Insurance essentials: learn the languageChurch Growth, CURRENT ISSUE, FACILITIES, Insurance, Latest News, LEADERSHIP, LEGAL, Operations, RISK MANAGEMENT Saturday, August 1st, 2015
By Andy Noga
You have just met with your insurance agent to decide what type and amount of insurance coverage will best meet your church’s needs. But, before you make a decision, it’s important to read and understand the terms and conditions of the policy being offered.
If this is the first time your church is purchasing insurance, then you might be unfamiliar with all the insurance jargon, making it difficult to understand what you’re about to buy and what insurance protection you will get for the money.
Conversely, even if you’ve heard several of the insurance terms and conditions used in general conversation, you might not fully appreciate what they mean in the context of your policy when it’s called upon to reimburse your church for a loss.
The terms and conditions of an insurance policy provide all the details of your church’s coverage. Insurance policies can be lengthy, and use complex language that’s familiar to insurance companies and agents — but not easily understood by policyholders. Unique policy language is often used as a means for insurance companies to communicate all the details of the coverage being offered in as concise and readable fashion as possible.
There are several key sections that you should know and understand well before agreeing to and accepting an insurance policy.
What’s covered? The insuring agreement and exclusions
Most likely, you and your agent have discussed numerous coverage options for your church, price plans and, hopefully, your duties and responsibilities as a church policyholder. The next step is to carefully read the policy to ensure that you understand exactly what’s covered, and excluded.
The “insuring agreement” typically defines what’s covered under a policy, and often defines certain key words used in a policy. The “exclusions” describe what’s not covered under the policy, and it’s important to understand both what is, and is not, covered in the standard form before you buy insurance.
Often, there is additional coverage, or endorsements, that a church can purchase to help better protect itself, and reduce the types of loss excluded under a policy. Since insurance policies are fairly standard and the language of those policies is often approved by the state insurance department where your church is located, amendments to policy forms are typically made by using similarly pre-approved endorsements. An endorsement is “a written document attached to an insurance policy that modifies the policy by changing the coverage afforded under the policy.” Endorsements can add or remove coverage, and understanding how the endorsements to your policy operate is critically important to understanding your church’s insurance protection.
Common insurance terms
More often than not, there will be terms within an insurance policy that you might be familiar with, but the meanings of those terms within the insurance policy might be slightly different. It’s important to note that most insurance policies, before being approved, must pass a readability test. This test is designed to ensure that a policy is easy to read and easily understood. However, not all policy provisions are uniform, and knowing the differences in language is critical.
Following are several terms commonly found in church insurance policies.

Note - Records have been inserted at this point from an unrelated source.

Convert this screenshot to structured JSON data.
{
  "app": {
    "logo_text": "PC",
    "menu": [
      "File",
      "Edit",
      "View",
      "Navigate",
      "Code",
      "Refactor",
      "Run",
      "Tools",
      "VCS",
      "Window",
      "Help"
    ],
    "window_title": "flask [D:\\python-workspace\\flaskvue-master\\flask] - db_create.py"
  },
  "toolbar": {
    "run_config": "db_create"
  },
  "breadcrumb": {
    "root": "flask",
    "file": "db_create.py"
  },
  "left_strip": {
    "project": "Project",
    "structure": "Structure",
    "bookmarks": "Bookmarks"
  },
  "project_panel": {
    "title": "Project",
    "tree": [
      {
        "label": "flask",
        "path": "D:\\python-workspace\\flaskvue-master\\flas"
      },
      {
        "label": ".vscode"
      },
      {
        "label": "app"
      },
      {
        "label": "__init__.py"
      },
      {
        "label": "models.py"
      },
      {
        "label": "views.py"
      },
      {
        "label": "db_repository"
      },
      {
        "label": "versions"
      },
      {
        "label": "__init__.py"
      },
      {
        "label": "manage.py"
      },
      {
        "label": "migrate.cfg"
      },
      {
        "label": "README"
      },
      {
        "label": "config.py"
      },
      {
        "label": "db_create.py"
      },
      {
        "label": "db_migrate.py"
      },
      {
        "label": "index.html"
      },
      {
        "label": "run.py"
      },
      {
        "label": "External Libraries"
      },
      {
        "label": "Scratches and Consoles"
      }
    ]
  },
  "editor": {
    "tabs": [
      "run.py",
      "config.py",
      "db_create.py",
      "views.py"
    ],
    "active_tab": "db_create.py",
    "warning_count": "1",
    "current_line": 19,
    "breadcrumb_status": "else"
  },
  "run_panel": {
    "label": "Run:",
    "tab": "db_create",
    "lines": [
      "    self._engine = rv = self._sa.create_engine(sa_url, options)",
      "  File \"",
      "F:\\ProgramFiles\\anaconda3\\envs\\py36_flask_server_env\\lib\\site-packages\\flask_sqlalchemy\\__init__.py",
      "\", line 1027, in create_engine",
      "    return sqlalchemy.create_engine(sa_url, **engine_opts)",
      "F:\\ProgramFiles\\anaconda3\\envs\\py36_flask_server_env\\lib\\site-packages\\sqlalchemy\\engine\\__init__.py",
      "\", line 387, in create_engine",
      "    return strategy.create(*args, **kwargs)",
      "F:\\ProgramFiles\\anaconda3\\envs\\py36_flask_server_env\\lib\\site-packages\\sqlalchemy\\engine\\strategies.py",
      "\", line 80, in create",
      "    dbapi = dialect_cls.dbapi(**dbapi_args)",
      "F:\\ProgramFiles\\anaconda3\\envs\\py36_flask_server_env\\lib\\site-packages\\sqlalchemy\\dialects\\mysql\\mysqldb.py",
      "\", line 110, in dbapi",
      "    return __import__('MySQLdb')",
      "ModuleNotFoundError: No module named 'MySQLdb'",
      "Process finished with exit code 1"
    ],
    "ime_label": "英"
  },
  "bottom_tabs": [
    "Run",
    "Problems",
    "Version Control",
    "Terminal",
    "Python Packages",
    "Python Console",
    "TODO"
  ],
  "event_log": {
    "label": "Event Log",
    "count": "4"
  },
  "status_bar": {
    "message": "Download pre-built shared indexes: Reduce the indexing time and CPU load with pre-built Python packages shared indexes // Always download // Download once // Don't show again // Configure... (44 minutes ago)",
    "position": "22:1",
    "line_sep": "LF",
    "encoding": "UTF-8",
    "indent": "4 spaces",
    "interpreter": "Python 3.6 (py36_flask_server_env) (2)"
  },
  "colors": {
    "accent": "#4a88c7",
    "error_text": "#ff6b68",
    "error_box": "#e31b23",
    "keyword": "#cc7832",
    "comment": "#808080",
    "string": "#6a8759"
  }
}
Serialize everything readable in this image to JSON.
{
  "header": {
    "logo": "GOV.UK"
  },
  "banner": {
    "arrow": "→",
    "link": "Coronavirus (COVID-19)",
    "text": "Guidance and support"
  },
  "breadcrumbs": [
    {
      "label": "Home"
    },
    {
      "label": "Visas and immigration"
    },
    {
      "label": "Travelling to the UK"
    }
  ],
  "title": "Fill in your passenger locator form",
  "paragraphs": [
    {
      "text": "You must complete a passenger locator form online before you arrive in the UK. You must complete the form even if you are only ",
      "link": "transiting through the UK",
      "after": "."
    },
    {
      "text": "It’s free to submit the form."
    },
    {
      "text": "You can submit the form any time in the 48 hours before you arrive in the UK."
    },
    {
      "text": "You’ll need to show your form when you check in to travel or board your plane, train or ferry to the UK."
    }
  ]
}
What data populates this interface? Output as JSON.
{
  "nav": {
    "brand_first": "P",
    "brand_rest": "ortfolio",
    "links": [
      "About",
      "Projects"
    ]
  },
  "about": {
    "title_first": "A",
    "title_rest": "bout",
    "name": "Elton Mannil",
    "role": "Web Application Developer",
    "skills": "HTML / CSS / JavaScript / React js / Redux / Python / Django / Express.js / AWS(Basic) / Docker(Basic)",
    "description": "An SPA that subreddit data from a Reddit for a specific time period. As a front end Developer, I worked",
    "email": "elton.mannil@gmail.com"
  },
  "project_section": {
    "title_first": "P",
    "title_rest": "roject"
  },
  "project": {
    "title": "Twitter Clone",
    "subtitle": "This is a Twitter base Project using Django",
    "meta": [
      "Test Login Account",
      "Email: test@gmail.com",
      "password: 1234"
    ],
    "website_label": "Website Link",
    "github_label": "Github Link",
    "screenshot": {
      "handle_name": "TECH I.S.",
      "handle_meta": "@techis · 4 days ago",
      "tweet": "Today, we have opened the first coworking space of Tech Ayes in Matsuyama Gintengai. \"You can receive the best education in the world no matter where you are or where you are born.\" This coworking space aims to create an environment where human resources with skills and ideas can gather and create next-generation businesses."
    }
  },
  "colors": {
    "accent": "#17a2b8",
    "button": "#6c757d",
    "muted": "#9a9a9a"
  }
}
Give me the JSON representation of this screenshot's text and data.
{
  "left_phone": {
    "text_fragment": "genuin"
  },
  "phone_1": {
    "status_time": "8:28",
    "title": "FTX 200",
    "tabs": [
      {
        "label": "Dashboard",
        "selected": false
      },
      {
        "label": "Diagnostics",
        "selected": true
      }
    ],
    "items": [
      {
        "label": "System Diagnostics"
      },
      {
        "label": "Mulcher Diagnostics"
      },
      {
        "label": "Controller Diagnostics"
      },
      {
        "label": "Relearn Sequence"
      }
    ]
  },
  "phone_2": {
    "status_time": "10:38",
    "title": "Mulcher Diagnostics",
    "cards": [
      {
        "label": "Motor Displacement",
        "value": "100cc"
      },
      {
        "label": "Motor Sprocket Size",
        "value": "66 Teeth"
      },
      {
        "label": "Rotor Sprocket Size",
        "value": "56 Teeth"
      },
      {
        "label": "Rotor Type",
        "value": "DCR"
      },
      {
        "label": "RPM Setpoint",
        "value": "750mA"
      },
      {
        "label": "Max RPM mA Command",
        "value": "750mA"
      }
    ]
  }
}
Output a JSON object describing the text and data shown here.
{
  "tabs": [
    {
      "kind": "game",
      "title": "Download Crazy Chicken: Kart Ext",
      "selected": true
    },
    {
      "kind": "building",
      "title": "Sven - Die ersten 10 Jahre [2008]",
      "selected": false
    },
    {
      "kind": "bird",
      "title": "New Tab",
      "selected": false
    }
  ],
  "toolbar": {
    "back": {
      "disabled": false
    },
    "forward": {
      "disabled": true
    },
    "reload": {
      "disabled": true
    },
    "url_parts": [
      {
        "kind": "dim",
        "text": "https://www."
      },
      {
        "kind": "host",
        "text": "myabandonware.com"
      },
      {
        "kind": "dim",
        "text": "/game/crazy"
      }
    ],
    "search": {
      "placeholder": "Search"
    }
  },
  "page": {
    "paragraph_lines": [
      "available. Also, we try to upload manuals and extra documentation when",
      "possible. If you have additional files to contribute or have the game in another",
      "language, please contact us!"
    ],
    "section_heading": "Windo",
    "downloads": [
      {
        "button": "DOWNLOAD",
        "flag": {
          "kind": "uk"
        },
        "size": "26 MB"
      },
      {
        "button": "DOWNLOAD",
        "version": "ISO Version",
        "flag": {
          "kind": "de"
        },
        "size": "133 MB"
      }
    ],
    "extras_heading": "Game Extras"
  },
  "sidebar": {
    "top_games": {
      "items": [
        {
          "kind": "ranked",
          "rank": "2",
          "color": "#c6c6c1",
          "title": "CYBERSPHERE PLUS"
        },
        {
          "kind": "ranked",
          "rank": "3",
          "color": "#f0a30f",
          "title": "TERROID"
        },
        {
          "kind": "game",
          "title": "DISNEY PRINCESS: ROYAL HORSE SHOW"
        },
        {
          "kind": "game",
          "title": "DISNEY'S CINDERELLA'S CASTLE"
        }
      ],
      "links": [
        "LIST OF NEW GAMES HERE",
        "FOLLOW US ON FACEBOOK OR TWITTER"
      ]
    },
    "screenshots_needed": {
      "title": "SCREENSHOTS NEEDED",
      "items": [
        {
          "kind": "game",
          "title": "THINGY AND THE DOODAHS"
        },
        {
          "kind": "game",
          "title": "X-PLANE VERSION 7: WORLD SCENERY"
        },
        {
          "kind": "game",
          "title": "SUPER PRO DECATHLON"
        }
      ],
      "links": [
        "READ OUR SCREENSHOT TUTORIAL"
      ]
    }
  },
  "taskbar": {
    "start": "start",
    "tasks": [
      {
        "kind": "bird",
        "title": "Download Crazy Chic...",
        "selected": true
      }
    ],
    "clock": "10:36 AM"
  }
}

Deductible — An amount of loss (money) that the insured church must pay before the insurance company begins to make payments. Example: Your church’s insurance deductible is $500, and the church has just been hit by a tornado, causing $2,000 worth of damage. The church would first pay $500, and the insurance company would then pay the remaining balance of $1,500.
Coinsurance — In property insurance, a coinsurance provision requires that the policyholder carry insurance equal to a specified percentage of the value of property to receive full payment on a loss. If the amount of insurance limit acquired is less than the required amount, then the policyholder pays a larger percentage of the loss for being underinsured. This is often referred to as the “coinsurance penalty.”
Claim — A request made by the church for payment of the benefits provided by the policy. This is a formal request or application that’s reported directly to the insurance company. The claim is then reviewed by the insurance company to determine if the loss is covered by the policy, and if covered the claim is then paid, subject to any deductibles or coinsurance being applied.
Insured Value — The maximum amount an insurance company will pay if an insured asset is deemed a total loss. The asset’s insured value can either be its replacement cost or its market value, depending on the provisions of the insurance policy.
Liability Insurance — Protects the church from the risks imposed by lawsuits and similar third-party claims, typically bodily injury claims (for example, slips and falls), in the event that the church is sued by others.
Reading the language of your insurance policy can be tedious and sometimes frustrating. However, understanding what your church is buying — and the financial protection afforded — will better help you to prepare for the unexpected.
Reading and understanding your policy will confirm the insurance limits, who and what is insured, and reduce the risk that you and the congregation will be unpleasantly surprised when disaster strikes.
Andy Noga is Senior Vice President, General Counsel and Corporate Secretary for GuideOne Insurance in West Des Moines, IA. Noga is responsible for overseeing GuideOne’s Legal, Subrogation and Special Investigation Unit (SIU) Departments.